Every line of the material that includes the word "مدفوع" is to be shown.

▶ _DATASET RECORDS_:

::::::::

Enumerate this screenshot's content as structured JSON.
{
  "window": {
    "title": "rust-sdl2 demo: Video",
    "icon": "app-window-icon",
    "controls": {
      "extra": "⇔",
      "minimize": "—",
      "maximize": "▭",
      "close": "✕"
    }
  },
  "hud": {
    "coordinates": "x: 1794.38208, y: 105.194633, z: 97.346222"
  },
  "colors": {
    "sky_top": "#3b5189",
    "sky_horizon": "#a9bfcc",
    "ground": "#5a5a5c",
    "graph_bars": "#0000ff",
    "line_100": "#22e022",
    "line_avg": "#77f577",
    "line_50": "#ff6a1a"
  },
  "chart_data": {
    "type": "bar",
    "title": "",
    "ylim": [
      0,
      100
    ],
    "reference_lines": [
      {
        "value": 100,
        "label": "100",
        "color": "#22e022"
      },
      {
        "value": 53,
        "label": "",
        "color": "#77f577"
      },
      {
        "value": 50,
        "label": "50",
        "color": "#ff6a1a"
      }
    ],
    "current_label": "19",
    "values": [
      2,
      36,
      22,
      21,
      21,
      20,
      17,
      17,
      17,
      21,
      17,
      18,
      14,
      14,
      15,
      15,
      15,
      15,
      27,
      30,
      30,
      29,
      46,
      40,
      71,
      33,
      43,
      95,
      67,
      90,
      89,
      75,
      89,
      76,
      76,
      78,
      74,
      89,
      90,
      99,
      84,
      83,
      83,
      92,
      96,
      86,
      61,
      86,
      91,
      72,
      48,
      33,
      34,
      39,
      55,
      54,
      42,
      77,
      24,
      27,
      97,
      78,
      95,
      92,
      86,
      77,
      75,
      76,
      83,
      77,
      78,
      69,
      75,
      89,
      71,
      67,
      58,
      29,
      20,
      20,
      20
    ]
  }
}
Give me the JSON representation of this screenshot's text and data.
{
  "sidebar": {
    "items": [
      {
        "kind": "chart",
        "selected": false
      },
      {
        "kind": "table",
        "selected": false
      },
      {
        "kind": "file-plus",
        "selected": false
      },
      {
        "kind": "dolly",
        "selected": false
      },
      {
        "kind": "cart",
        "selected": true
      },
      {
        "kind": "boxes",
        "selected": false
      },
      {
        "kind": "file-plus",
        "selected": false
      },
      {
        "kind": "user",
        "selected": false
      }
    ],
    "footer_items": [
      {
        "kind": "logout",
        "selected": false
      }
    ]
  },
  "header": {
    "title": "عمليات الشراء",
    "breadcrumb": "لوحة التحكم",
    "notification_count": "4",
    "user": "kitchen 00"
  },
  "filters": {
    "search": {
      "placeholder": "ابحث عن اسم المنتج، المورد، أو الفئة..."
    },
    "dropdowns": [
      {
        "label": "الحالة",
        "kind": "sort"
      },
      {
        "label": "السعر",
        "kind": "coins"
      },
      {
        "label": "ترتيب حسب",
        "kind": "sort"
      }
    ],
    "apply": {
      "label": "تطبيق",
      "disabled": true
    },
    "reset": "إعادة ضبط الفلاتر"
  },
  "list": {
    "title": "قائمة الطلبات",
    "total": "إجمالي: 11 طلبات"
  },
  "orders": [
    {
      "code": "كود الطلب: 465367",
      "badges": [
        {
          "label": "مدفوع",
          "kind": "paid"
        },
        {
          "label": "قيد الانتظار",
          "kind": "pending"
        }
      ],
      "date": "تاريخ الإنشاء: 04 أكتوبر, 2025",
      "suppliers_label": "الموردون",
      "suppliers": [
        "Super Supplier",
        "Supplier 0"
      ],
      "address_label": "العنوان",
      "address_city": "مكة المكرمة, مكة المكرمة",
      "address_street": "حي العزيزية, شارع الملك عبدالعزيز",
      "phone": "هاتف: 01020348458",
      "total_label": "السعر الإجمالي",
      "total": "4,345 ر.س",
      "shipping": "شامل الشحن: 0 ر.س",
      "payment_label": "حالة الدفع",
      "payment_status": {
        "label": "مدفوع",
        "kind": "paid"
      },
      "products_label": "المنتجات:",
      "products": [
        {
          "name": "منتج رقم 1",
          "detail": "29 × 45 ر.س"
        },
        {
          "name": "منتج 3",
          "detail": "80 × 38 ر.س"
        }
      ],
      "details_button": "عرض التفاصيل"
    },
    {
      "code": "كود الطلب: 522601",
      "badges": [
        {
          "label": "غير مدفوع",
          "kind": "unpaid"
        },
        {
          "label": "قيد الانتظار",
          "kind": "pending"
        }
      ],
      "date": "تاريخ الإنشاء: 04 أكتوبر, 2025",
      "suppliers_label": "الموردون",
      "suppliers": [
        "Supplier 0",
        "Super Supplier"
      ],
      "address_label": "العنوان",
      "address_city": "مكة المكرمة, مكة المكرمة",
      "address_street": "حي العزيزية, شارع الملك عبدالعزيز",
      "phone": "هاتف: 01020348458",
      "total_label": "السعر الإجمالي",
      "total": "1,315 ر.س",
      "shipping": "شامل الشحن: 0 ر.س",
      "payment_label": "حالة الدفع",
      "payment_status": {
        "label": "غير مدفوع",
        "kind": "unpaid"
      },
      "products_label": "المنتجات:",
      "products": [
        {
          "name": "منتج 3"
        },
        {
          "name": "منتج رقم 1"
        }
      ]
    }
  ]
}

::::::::

▶ _ANSWER TO THE PROBLEM_:
          "label": "مدفوع",
        "label": "مدفوع",
          "label": "غير مدفوع",
        "label": "غير مدفوع",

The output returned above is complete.